Cumberbatch Meets his Cumbermatch

Cumberbatch Meets his Cumbermatch

Celebrity obsession: We love them, but do they know who we are?


Benedict Cumberbatch, star of the critically ac­claimed BBC television series “Sherlock,” as well as 2015 Academy Award nomi­nee for Best Actor, married theater director Sophie Hunter on Valentine’s Day of 2015. But, instead of cheers for the happy couple, his adoring fans around the globe shed tears, begging the question: Why do people feel personally attached to ce­lebrities—especially when they don’t know them personally?

Upper School counselor Dr. Margaret Morse believes that with the rise of social media and celebrity engagement in platforms such as Twitter and Instagram, people can catch a glimpse into their idol’s per­sonal life with just the click of a button. Such daily interactions could give a sense of intimacy.

“When we are constant­ly seeing someone everyday, even if it’s just on a screen, it’s like they are a part of our lives. When we read a celebrity’s tweets or see an interview, we feel like we’re seeing the real them, as opposed to a character they play in a show,” Morse said.

As an avid fan of Cumber­batch, junior Walker Tindall first became interested in the actor when she saw his per­formance as the titular char­acter on “Sherlock.” She was drawn to him by his good act­ing and intelligent, down-to-earth personality.

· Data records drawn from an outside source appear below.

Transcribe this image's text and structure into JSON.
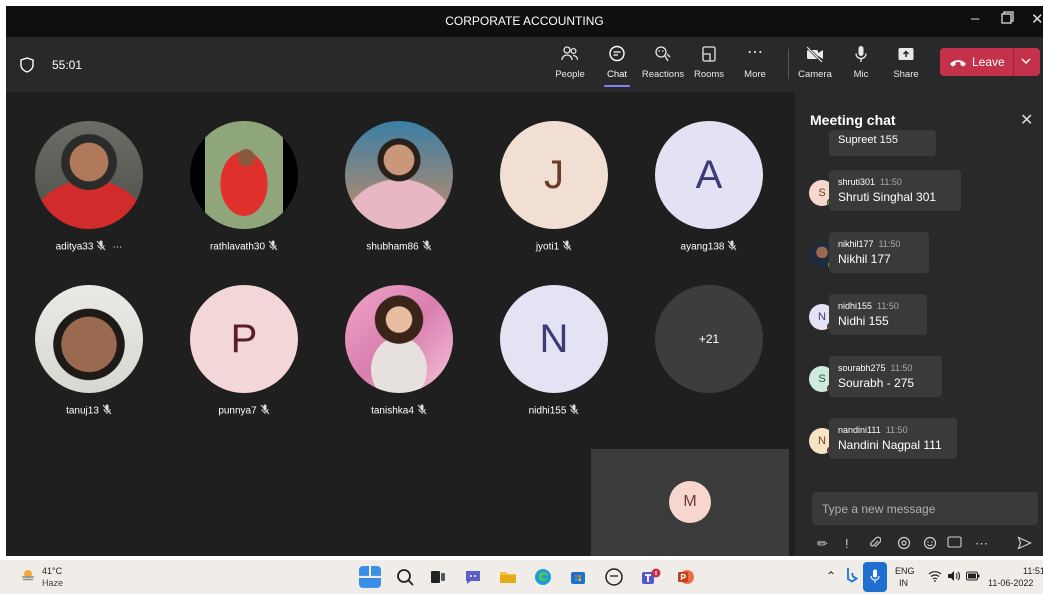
{
  "window": {
    "title": "CORPORATE ACCOUNTING"
  },
  "toolbar": {
    "timer": "55:01",
    "buttons": [
      {
        "label": "People",
        "icon": "people-icon"
      },
      {
        "label": "Chat",
        "icon": "chat-icon",
        "active": true
      },
      {
        "label": "Reactions",
        "icon": "reactions-icon"
      },
      {
        "label": "Rooms",
        "icon": "rooms-icon"
      },
      {
        "label": "More",
        "icon": "more-icon"
      },
      {
        "label": "Camera",
        "icon": "camera-off-icon"
      },
      {
        "label": "Mic",
        "icon": "mic-icon"
      },
      {
        "label": "Share",
        "icon": "share-icon"
      }
    ],
    "leave_label": "Leave"
  },
  "participants": [
    {
      "name": "aditya33",
      "avatar": "photo"
    },
    {
      "name": "rathlavath30",
      "avatar": "photo"
    },
    {
      "name": "shubham86",
      "avatar": "photo"
    },
    {
      "name": "jyoti1",
      "avatar": "J"
    },
    {
      "name": "ayang138",
      "avatar": "A"
    },
    {
      "name": "tanuj13",
      "avatar": "photo"
    },
    {
      "name": "punnya7",
      "avatar": "P"
    },
    {
      "name": "tanishka4",
      "avatar": "photo"
    },
    {
      "name": "nidhi155",
      "avatar": "N"
    },
    {
      "name": "",
      "avatar": "+21"
    }
  ],
  "self_view": {
    "initial": "M"
  },
  "chat": {
    "header": "Meeting chat",
    "partial_message": "Supreet 155",
    "messages": [
      {
        "initial": "S",
        "sender": "shruti301",
        "time": "11:50",
        "text": "Shruti Singhal 301",
        "status_color": "#6bb700"
      },
      {
        "initial": "",
        "sender": "nikhil177",
        "time": "11:50",
        "text": "Nikhil 177",
        "status_color": "#6bb700"
      },
      {
        "initial": "N",
        "sender": "nidhi155",
        "time": "11:50",
        "text": "Nidhi 155",
        "status_color": "#c4314b"
      },
      {
        "initial": "S",
        "sender": "sourabh275",
        "time": "11:50",
        "text": "Sourabh - 275",
        "status_color": "#c4314b"
      },
      {
        "initial": "N",
        "sender": "nandini111",
        "time": "11:50",
        "text": "Nandini Nagpal 111",
        "status_color": "#c4314b"
      }
    ],
    "compose_placeholder": "Type a new message"
  },
  "taskbar": {
    "weather_temp": "41°C",
    "weather_cond": "Haze",
    "lang_line1": "ENG",
    "lang_line2": "IN",
    "clock_time": "11:51",
    "clock_date": "11-06-2022"
  },
  "colors": {
    "accent": "#7f85f5",
    "leave": "#c4314b",
    "panel": "#292929",
    "stage": "#1f1f1f"
  }
}
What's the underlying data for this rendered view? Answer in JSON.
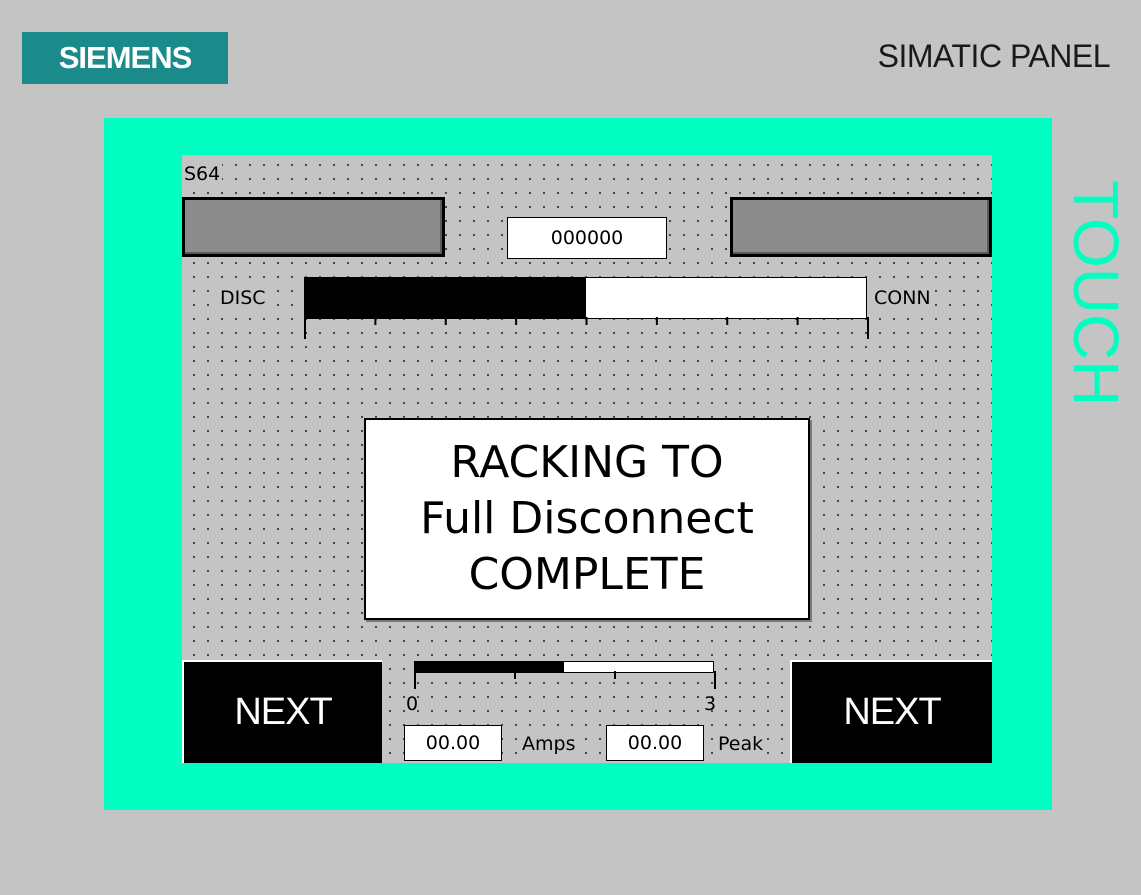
{
  "housing": {
    "brand": "SIEMENS",
    "panel_title": "SIMATIC PANEL",
    "side_label": "TOUCH",
    "colors": {
      "housing": "#c4c4c4",
      "bezel": "#00ffc0",
      "brand_bg": "#1a8a8a",
      "screen_bg": "#c4c4c4"
    }
  },
  "screen": {
    "station_id": "S64",
    "counter_value": "000000",
    "position_indicator": {
      "left_label": "DISC",
      "right_label": "CONN",
      "fill_fraction": 0.5,
      "tick_count": 9
    },
    "status_message": {
      "line1": "RACKING TO",
      "line2": "Full Disconnect",
      "line3": "COMPLETE"
    },
    "left_button_label": "NEXT",
    "right_button_label": "NEXT",
    "current_gauge": {
      "min_label": "0",
      "max_label": "3",
      "fill_fraction": 0.5,
      "tick_count": 4
    },
    "amps_value": "00.00",
    "amps_label": "Amps",
    "peak_value": "00.00",
    "peak_label": "Peak"
  }
}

“It’s kind of weird that we get obsessed with people we don’t even know,” Tindall said. “But once you start to watch someone’s movies or interviews or read things about them, you feel like you know them.”

Tindall suggests that read­ing news about celebrities could also have something to do with celebrity culture. Reading about celebrities makes people feel in­vested in those celebrities’ lives, almost as if they’re friends with them. So when something big happens to them, they feel per­sonally affected because it’s like it’s happening to a friend.

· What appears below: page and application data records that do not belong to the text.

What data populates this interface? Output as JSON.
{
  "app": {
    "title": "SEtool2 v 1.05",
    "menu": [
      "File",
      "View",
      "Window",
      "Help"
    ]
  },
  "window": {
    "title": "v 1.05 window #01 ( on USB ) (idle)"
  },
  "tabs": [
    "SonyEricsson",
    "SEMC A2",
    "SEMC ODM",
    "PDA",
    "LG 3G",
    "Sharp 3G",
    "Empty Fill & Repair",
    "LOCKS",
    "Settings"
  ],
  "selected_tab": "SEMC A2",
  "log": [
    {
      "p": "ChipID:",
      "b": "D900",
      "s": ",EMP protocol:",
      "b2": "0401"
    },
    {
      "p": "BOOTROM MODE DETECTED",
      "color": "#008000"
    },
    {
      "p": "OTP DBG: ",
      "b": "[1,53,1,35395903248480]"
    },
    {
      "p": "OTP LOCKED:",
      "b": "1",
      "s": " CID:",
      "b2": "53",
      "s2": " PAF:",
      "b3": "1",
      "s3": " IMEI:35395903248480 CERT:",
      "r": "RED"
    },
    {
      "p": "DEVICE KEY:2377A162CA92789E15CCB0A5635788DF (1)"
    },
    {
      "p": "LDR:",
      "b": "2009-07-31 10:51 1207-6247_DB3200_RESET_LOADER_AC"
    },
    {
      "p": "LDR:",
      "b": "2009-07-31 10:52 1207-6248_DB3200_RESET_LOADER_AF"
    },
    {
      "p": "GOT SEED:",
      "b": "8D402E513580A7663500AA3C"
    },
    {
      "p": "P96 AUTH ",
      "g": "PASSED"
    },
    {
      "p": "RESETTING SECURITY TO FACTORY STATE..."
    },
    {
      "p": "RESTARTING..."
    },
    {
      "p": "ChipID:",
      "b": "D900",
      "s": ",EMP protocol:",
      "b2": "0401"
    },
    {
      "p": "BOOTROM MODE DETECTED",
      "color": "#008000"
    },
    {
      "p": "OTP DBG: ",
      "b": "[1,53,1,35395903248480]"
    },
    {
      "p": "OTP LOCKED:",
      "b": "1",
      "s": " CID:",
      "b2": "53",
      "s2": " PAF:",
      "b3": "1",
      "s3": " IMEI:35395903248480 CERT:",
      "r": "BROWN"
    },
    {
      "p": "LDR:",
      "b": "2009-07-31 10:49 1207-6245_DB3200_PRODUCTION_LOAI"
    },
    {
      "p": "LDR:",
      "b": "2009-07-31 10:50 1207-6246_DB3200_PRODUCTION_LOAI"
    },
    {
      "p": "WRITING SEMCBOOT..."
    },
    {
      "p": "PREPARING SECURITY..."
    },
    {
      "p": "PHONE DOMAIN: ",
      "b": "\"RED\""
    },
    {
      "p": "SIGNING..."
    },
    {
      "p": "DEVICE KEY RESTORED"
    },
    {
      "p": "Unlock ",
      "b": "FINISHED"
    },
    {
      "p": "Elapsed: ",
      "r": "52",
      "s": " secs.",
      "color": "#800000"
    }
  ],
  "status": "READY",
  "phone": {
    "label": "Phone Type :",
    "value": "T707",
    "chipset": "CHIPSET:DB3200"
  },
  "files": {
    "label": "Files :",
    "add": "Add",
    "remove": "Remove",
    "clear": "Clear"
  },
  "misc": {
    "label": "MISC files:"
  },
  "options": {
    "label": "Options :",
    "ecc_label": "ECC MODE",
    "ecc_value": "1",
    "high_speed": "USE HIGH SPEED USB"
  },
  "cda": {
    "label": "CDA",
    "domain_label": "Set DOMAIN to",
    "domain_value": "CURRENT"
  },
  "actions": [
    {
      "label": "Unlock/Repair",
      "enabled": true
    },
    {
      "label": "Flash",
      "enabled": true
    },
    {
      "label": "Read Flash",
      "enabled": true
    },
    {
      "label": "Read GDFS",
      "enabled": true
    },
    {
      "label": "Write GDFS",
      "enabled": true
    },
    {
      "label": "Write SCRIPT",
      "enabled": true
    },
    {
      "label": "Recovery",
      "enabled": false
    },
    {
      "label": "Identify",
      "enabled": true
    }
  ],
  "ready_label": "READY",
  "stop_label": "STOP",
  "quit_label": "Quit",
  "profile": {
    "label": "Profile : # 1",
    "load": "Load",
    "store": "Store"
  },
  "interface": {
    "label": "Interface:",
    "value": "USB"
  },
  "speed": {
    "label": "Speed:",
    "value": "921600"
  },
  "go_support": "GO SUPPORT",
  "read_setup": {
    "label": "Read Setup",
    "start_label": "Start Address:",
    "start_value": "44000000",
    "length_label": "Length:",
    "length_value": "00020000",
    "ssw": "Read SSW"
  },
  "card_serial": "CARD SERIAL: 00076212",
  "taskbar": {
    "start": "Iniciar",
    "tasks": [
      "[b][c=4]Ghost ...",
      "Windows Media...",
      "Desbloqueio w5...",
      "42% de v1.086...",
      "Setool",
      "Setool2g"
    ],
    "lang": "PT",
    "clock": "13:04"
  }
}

But the way the media features celebrities might also contribute to why we feel so close to them.

The way stories are written and celebrities are featured af­fects the way the public relates to these stars. And often, the headlines used to gain reader­ship make the reader feel like they know intimate details about these personalities.

Zoë Ruderman, features editor of People Magazine, is fa­miliar with the use of keywords to gain readership.

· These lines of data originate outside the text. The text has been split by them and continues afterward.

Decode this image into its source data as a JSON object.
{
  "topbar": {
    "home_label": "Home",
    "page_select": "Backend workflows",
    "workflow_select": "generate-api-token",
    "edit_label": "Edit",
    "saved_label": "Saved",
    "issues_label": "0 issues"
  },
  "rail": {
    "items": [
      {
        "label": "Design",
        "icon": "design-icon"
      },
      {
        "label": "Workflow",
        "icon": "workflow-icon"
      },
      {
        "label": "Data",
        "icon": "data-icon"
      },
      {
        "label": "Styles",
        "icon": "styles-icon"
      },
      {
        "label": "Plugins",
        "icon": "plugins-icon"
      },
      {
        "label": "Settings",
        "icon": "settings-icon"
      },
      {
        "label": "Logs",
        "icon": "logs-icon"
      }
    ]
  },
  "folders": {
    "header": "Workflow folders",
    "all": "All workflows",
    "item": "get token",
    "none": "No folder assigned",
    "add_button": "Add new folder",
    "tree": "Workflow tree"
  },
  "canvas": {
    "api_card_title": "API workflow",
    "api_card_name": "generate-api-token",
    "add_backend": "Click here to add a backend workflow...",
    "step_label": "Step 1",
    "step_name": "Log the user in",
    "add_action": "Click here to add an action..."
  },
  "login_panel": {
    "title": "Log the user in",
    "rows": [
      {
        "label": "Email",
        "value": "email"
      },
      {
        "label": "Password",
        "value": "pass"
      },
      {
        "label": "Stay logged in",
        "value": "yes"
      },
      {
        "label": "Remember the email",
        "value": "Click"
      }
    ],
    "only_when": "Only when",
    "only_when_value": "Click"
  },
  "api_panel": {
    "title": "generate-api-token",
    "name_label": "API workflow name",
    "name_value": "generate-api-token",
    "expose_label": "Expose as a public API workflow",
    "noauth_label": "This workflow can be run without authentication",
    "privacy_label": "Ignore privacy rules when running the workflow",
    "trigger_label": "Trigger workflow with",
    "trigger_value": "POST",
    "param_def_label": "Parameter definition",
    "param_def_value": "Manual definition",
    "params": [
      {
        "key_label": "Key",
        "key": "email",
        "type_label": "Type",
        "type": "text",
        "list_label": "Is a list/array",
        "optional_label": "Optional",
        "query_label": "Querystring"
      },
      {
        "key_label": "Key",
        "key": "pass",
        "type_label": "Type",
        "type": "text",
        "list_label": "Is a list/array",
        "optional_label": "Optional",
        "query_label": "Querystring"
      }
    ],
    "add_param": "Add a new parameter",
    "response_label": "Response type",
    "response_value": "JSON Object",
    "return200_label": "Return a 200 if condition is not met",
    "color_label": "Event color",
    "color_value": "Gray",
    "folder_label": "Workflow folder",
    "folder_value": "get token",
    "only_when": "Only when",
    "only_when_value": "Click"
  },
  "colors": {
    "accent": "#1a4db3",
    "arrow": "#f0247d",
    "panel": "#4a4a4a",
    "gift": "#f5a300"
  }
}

“Whenever we have exclu­sive content, which is frequent­ly at People, we make sure to tout that word. Exclusive access is a huge part of what the brand offers its readers, and we’ve found that they’re especially compelled to click on a story or buy an issue when or People Magazine is the only place they can get it,” Ruderman said.

However, writers need to have caution when creating headlines; words such as “shock­ing” and “reveal” are extremely marketable, but if the content is not actually as surprising as proposed, readers can fall prey to false advertising.

Ruderman agrees that so­cial media influences the pub­lic’s obsession with the rich and famous.

“Being able to follow Beyon­cé on Instagram and see inti­mate photos from her vacation only gives people the feeling of being even more connected to her. It gives us an inside look at their lives and makes us want more,” Ruderman said.

Being so easily connected to today’s stars puts their lives at a personal, reachable level for their fans, possibly explain­ing the recent increase in the public’s interest in celebrities. While these connections can manifest themselves as nega­tive emotions, the seemingly personal bond between celeb­rities and their fans can be ex­pressed positively.

“Being a fan of someone or something is definitely not unhealthy,” Morse said. “Un­less you’re truly delusional and think that a celebrity is actu­ally your [soul] mate, then that could be a problem. But every­one has crushes on celebrities. It’s completely normal.”

Tindall herself reacted positively to the announcement of Cumberbatch’s engagement and subsequent marriage.

“I was really happy for him,” she said. “He’s been single for a really long time, and I know he really wants kids. I think he’s go­ing to a be a great future dad.”